Although Mrs. Turpin thinks this about the teenage girl, this really serves as a symbol for the story’s overall theme of acting hypocritically to how you appear. Contrastingly, O? Connor also brings pity upon Mrs. Turpin at the end of the story as her character progresses. After being attacked by the teenage girl, it is not the physical abuse that hurts Ruby, but the words that she utters to her after. As the doctor is pulling the girl away, she orders, “Go back to hell where you came from, you old wart og” (460).
Ruby pines after a reason for this statement long after the attack, and even has a conversation with god about her worries. The audience feels bad for her because is truly clueless about what she did to deserve such treatment. She obviously does not feel remorse for her actions, until she has somewhat of an epiphany in the closing of story. O’Connor addresses her audience’s emotions in both of these instances to show them the repercussions of judging others before judging yourself. Flannery O’Connor uses several different methods to teach her eaders about the importance of being genuine and authentic to both yourself and those around you.
Her theme of hypocrisy can be distinctly seen through her juxtaposition of Mrs. Turpin’s ethical religious values and her hateful thoughts about others. These inner opinions about the world around her make the reader empathize with the people she looks down upon. In the end, however, even Mrs. Turpin gains sympathy as she has a revelation about the atrocity of her behavior.

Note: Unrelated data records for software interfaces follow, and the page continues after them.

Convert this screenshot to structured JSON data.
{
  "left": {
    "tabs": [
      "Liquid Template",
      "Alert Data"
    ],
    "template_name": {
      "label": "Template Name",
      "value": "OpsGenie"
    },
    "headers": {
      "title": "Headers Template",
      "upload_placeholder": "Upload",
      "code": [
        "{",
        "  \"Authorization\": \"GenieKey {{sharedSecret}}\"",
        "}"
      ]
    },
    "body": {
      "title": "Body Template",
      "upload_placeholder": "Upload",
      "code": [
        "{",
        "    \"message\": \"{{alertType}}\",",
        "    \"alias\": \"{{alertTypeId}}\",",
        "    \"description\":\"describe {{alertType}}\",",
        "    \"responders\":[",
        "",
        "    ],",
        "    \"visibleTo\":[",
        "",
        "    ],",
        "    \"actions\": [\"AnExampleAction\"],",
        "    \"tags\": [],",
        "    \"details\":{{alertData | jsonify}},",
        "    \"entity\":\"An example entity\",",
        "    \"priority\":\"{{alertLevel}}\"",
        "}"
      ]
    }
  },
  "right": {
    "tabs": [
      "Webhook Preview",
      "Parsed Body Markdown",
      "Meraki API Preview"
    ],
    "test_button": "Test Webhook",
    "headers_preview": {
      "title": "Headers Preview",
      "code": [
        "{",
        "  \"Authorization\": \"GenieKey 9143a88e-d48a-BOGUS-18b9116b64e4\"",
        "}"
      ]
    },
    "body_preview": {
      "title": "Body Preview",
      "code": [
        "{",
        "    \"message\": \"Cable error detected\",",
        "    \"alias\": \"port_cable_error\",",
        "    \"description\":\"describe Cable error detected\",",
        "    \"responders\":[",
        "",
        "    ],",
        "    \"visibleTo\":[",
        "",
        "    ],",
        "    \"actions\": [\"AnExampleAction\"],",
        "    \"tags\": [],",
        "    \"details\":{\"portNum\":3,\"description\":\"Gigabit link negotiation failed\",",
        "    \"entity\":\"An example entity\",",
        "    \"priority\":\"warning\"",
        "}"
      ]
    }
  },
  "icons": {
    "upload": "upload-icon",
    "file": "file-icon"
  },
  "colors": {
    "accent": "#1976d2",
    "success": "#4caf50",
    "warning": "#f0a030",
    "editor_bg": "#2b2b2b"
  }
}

This elements all work together to guide the reader’s emotions and thoughts in hope to spread awareness on what it means to be a good person.